▶ [WORK TO COMPLETE] Each line below should be restated word for word.

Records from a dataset
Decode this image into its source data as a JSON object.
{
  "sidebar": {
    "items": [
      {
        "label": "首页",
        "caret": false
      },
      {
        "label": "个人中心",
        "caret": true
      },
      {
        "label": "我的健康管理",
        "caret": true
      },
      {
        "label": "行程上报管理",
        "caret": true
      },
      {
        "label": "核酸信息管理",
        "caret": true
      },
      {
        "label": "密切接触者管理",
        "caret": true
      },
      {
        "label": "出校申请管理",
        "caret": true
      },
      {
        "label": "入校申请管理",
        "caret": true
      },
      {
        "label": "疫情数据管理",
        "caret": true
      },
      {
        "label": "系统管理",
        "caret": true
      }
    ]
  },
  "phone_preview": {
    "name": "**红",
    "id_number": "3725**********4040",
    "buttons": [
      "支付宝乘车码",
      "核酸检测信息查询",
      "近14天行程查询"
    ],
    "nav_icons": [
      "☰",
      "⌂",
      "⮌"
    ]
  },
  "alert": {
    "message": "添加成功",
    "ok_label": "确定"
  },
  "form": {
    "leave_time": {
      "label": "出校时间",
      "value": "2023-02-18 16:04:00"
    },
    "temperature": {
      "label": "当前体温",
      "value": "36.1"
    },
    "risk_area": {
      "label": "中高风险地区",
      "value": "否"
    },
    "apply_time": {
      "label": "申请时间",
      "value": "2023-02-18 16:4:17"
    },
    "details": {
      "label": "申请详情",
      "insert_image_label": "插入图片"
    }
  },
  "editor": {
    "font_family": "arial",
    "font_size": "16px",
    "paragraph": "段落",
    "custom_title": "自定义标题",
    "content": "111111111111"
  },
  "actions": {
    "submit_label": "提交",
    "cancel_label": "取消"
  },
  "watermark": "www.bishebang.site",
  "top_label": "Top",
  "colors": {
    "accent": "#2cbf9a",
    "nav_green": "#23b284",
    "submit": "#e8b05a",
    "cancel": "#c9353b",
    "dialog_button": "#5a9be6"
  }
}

▶ [EXERCISE OUTPUT]
Decode this image into its source data as a JSON object.
{
  "sidebar": {
    "items": [
      {
        "label": "首页",
        "caret": false
      },
      {
        "label": "个人中心",
        "caret": true
      },
      {
        "label": "我的健康管理",
        "caret": true
      },
      {
        "label": "行程上报管理",
        "caret": true
      },
      {
        "label": "核酸信息管理",
        "caret": true
      },
      {
        "label": "密切接触者管理",
        "caret": true
      },
      {
        "label": "出校申请管理",
        "caret": true
      },
      {
        "label": "入校申请管理",
        "caret": true
      },
      {
        "label": "疫情数据管理",
        "caret": true
      },
      {
        "label": "系统管理",
        "caret": true
      }
    ]
  },
  "phone_preview": {
    "name": "**红",
    "id_number": "3725**********4040",
    "buttons": [
      "支付宝乘车码",
      "核酸检测信息查询",
      "近14天行程查询"
    ],
    "nav_icons": [
      "☰",
      "⌂",
      "⮌"
    ]
  },
  "alert": {
    "message": "添加成功",
    "ok_label": "确定"
  },
  "form": {
    "leave_time": {
      "label": "出校时间",
      "value": "2023-02-18 16:04:00"
    },
    "temperature": {
      "label": "当前体温",
      "value": "36.1"
    },
    "risk_area": {
      "label": "中高风险地区",
      "value": "否"
    },
    "apply_time": {
      "label": "申请时间",
      "value": "2023-02-18 16:4:17"
    },
    "details": {
      "label": "申请详情",
      "insert_image_label": "插入图片"
    }
  },
  "editor": {
    "font_family": "arial",
    "font_size": "16px",
    "paragraph": "段落",
    "custom_title": "自定义标题",
    "content": "111111111111"
  },
  "actions": {
    "submit_label": "提交",
    "cancel_label": "取消"
  },
  "watermark": "www.bishebang.site",
  "top_label": "Top",
  "colors": {
    "accent": "#2cbf9a",
    "nav_green": "#23b284",
    "submit": "#e8b05a",
    "cancel": "#c9353b",
    "dialog_button": "#5a9be6"
  }
}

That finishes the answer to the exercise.